Required action | Look through the material beneath and copy each line with the word "を獲得する".

——————————

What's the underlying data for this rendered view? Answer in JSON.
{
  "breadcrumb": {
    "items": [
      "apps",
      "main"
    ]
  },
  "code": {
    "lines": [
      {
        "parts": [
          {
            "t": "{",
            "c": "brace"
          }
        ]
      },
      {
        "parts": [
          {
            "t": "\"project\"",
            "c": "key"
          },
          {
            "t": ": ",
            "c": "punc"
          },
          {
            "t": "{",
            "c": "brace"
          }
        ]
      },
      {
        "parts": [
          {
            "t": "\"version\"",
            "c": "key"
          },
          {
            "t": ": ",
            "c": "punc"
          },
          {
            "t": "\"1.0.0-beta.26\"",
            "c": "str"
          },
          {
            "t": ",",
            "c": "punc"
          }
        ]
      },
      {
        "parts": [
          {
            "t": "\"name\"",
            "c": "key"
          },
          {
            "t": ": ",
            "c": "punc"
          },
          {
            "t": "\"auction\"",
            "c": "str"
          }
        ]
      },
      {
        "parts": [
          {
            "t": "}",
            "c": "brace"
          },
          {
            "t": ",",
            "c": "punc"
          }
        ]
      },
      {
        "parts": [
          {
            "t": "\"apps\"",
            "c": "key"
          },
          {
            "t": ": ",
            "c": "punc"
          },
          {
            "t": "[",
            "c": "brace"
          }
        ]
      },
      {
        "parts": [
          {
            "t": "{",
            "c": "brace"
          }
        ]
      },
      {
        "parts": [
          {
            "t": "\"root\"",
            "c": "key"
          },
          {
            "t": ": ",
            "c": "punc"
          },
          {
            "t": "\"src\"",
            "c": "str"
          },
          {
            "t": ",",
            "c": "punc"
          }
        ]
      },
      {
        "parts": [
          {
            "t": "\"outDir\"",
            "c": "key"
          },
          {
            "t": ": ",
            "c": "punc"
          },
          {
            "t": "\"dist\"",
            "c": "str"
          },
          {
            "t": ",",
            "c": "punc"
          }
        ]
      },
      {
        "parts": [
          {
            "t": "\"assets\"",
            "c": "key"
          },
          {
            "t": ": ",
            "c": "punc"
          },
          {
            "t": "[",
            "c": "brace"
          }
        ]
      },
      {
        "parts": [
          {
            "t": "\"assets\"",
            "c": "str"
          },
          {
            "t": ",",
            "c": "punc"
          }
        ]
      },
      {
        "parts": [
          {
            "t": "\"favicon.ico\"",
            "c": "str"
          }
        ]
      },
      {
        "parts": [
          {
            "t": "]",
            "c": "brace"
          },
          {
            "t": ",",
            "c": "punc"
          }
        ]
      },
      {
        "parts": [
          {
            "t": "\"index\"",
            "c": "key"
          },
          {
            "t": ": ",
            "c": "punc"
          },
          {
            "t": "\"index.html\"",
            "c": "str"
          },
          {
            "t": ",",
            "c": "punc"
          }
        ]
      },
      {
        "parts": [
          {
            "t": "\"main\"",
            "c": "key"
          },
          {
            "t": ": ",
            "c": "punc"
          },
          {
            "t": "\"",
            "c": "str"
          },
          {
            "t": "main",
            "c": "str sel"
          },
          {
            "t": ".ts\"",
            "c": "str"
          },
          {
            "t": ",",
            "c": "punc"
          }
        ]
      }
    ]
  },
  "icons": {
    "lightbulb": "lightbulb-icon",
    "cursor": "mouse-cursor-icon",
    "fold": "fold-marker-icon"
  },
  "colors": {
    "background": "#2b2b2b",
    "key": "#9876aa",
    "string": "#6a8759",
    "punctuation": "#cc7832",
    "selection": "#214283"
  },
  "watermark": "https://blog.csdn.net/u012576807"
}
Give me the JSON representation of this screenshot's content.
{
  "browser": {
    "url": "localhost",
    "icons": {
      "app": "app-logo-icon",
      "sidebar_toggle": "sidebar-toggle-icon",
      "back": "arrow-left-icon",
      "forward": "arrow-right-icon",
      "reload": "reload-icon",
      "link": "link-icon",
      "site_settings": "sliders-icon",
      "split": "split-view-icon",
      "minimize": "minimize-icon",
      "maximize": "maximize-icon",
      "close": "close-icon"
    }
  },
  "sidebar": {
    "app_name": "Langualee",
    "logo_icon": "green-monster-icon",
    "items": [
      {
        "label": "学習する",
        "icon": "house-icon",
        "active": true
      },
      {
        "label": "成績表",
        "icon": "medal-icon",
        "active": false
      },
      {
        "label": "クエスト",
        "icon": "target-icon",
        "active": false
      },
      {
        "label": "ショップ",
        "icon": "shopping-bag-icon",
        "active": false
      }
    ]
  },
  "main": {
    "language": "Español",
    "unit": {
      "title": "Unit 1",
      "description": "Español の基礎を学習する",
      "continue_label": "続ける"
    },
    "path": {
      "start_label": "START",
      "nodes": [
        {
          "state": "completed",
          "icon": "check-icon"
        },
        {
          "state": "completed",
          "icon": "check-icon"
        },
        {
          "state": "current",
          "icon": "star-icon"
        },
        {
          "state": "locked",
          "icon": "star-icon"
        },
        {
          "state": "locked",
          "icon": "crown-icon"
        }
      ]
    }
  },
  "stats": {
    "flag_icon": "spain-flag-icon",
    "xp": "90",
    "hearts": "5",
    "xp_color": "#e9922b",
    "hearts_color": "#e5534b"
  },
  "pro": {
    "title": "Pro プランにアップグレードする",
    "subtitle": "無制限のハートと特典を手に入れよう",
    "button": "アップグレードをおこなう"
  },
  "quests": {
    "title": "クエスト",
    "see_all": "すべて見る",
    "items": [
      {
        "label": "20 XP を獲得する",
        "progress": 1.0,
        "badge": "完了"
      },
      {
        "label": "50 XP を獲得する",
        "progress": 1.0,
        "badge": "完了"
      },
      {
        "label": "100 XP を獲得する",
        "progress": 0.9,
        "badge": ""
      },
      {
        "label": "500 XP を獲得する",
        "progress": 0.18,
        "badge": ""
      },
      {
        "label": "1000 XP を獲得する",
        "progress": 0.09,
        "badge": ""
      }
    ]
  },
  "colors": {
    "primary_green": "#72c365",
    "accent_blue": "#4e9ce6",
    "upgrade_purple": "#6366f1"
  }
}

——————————

Task result |
        "label": "20 XP を獲得する",
        "label": "50 XP を獲得する",
        "label": "100 XP を獲得する",
        "label": "500 XP を獲得する",
        "label": "1000 XP を獲得する",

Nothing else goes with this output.